Swaminathan calls for harmonising organic farming and new genetics

Special Correspondent

CHENNAI: While biotechnology has a vital role to play in helping India and the world achieve food security, there is a need to “harmonise organic farming and the new genetics” to ensure that agricultural productivity does not compromise ecological sustainability, agricultural scientist M.S. Swaminathan said here on Tuesday.

The use of genetically modified crops continued to be debated, and only an autonomous, professionally-led national biotechnology regulatory authority would “inspire public confidence” in them, he said, speaking at the start of a three-day international conference on recent developments in biotechnology.

Food security

Dr. Swaminathan said food security was one of the biggest challenges the world was now facing. The global demand for rice was expected to be 800 million tonnes by 2025, and 585 million tonnes was the global production in 2003. This would imply an increase in average yield from the current five tonnes per hectare to 8.5 tonnes.

“Land is a shrinking resource, so we need to produce more and more food on less and less land. What we need is an Evergreen Revolution, but with ecologically sustainable techniques like organic farming, horticulture and green agriculture,” he said.

Biotech advantages

With expected climatic changes and sea-level rises as a result of global warming, biotechnology could have a crucial role to play in ensuring bio-diversity and making crops more resistant to external stresses. “The main advantage of biotechnology and bio-diversity is that it makes available genes with different qualities [such as drought- and salinity-tolerance]. This becomes more important with the global climate change. We do not know which genes will be needed in future in the context of more floods, so there is a need to preserve different varieties,” Dr. Swaminathan said.

The M.S. Swaminathan Research Foundation has developed sea-water tolerant varieties of rice by isolating genes from mangroves and transferring them to rice crops.

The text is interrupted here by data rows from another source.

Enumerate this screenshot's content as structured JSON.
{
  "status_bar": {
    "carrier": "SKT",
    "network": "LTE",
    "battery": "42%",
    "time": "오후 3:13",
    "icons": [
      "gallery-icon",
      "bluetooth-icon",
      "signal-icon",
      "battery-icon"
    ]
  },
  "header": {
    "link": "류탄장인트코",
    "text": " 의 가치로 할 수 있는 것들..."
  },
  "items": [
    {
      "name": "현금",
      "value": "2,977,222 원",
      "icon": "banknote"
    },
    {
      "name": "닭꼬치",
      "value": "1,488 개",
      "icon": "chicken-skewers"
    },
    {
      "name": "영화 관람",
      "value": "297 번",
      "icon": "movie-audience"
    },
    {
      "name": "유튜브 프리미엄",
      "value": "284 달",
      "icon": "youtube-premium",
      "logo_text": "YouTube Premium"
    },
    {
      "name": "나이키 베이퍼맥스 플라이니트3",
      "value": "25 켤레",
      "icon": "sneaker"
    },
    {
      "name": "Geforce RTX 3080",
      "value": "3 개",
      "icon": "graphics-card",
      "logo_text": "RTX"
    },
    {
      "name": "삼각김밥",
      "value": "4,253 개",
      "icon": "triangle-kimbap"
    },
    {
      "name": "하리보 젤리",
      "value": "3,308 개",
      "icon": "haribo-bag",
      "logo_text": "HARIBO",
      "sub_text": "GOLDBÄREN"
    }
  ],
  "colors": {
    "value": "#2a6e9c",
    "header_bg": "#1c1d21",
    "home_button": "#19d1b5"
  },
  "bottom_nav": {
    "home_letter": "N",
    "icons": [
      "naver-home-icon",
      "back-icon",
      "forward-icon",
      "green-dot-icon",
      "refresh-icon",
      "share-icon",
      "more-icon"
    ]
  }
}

The crops underwent limited field trials, but there were several restrictions on extensive trials of genetically modified crops placed by the Supreme Court on petitions that raised questions about the impact of such crops on bio-safety.